Celtics hire Doc Rivers as head coach
BOSTON (AP) _ Danny Ainge finally has a coach of his own choosing.
The boss of the Boston Celtics hired Doc Rivers on Thursday to be the 16th coach in franchise history and the third since Ainge took over as team president less than a year ago.
``I have all the trust in Doc to turn the entire locker room over to him,'' Ainge said. ``I think it goes both ways: I believe in Doc and Doc believes in me. That's a great feeling.''
It's also a new feeling for Ainge, who clashed with former coach Jim O'Brien. O'Brien quit in January, citing philosophical differences, and has since been hired by the Philadelphia 76ers.
John Carroll, an assistant coach brought in by Rick Pitino, took over as interim coach and finished out the season. He was let go on Monday, a day after the Celtics were swept out of the playoffs by the Indiana Pacers.
``As soon as Jim O'Brien left, I started contemplating what we might do for our future,'' Ainge said. ``Doc was someone I thought of right away.''
Ainge went to Orlando on Monday to interview Rivers.
``Danny Ainge called me and asked me to coach the Boston Celtics,'' Rivers said. ``If you like basketball, I don't know how you could say no to that.''
Rivers spent 13 seasons with the Hawks, Clippers, Knicks and Spurs, playing on the 1986 Atlanta team that the Celtics defeated in the second round on their way to their last NBA title.
He retired as a player in 1996 and worked as a TV analyst before becoming the head coach in Orlando in 1999. In his first season, he was the NBA's coach of the year after leading a team with four undrafted starters to a .500 record.
Rivers went 171-168 in five seasons with Orlando before he was fired in November when the Magic opened the season with one win and 10 consecutive losses. He has been working for ABC as an analyst ever since, a job he will keep through the NBA Finals.
Rivers, 42, takes over the coaching reigns for the once-proud franchise that amassed a record 16 NBA titles. Two years after reaching the conference finals, the Celtics made the playoffs this year with a 36-46 record.
But the real problems were beneath the surface, starting a year ago when Ainge was hired in the middle of the playoffs to clean house.
Ainge, in a series of trades that turned over most of the roster, jettisoned star Antoine Walker and several O'Brien favorites who stood out for their hustle and defense.
Carroll lost 12 of his first 13 games but still was able to grab the last playoff berth in the East.
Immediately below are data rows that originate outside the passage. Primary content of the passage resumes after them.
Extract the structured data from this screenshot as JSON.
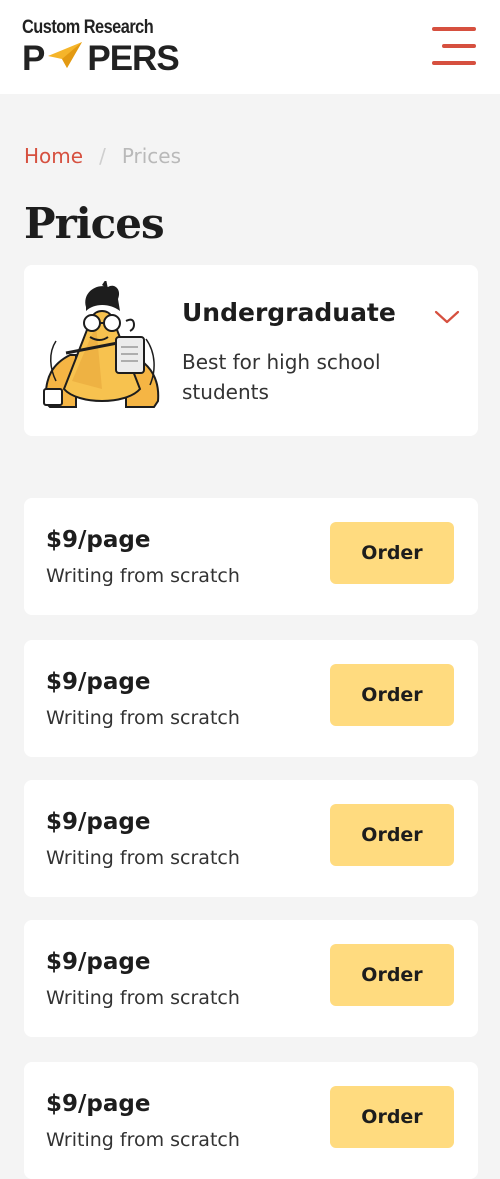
{
  "header": {
    "logo_top": "Custom Research",
    "logo_p": "P",
    "logo_rest": "PERS",
    "menu_icon": "hamburger-menu-icon",
    "accent_color": "#d6503f"
  },
  "breadcrumb": {
    "home": "Home",
    "separator": "/",
    "current": "Prices"
  },
  "page_title": "Prices",
  "level_selector": {
    "name": "Undergraduate",
    "description": "Best for high school students",
    "icon": "chevron-down-icon"
  },
  "prices": [
    {
      "price": "$9/page",
      "description": "Writing from scratch",
      "button": "Order"
    },
    {
      "price": "$9/page",
      "description": "Writing from scratch",
      "button": "Order"
    },
    {
      "price": "$9/page",
      "description": "Writing from scratch",
      "button": "Order"
    },
    {
      "price": "$9/page",
      "description": "Writing from scratch",
      "button": "Order"
    },
    {
      "price": "$9/page",
      "description": "Writing from scratch",
      "button": "Order"
    }
  ],
  "colors": {
    "button_bg": "#ffdb7f",
    "page_bg": "#f4f4f4",
    "card_bg": "#ffffff"
  }
}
But four quick losses later, he was gone, too.
``I know this isn't a job you walk into and you walk into the (NBA) finals. I know that fully,'' Rivers said. ``I wouldn't be here if it weren't for my relationship with Danny.''
Rivers said he wanted the team to run the floor more than it has in the past without becoming soft on defense. He said he wanted to get help for Paul Pierce, who was frustrated at the end of the season by his inability to do everything himself.
``When you lose games, you get down,'' Rivers said. ``I don't think he was down on himself _ he was down on losing.''
Rivers said he welcomed the challenge of coaching Ricky Davis, the talented but occasionally troublesome guard who has had trouble fitting in on four separate teams.
``Some of his judgments at times have not been great,'' Rivers said. ``But if I'm in a game I would rather have a guy (like Davis) who is capable of taking a game over.''
Four players _ Raef LaFrentz, Jiri Welsch, Kendrick Perkins and Walter McCarty _ sat in the front row at Rivers' news conference. After his opening remarks, Rivers turned to them and said, ``You'll find me with no agendas. I just want to win.
``However we find a way to do that, that's what we're going to do.''
They seemed receptive to the message.
``I think,'' McCarty said, ``it's the first move in, hopefully, the right direction.''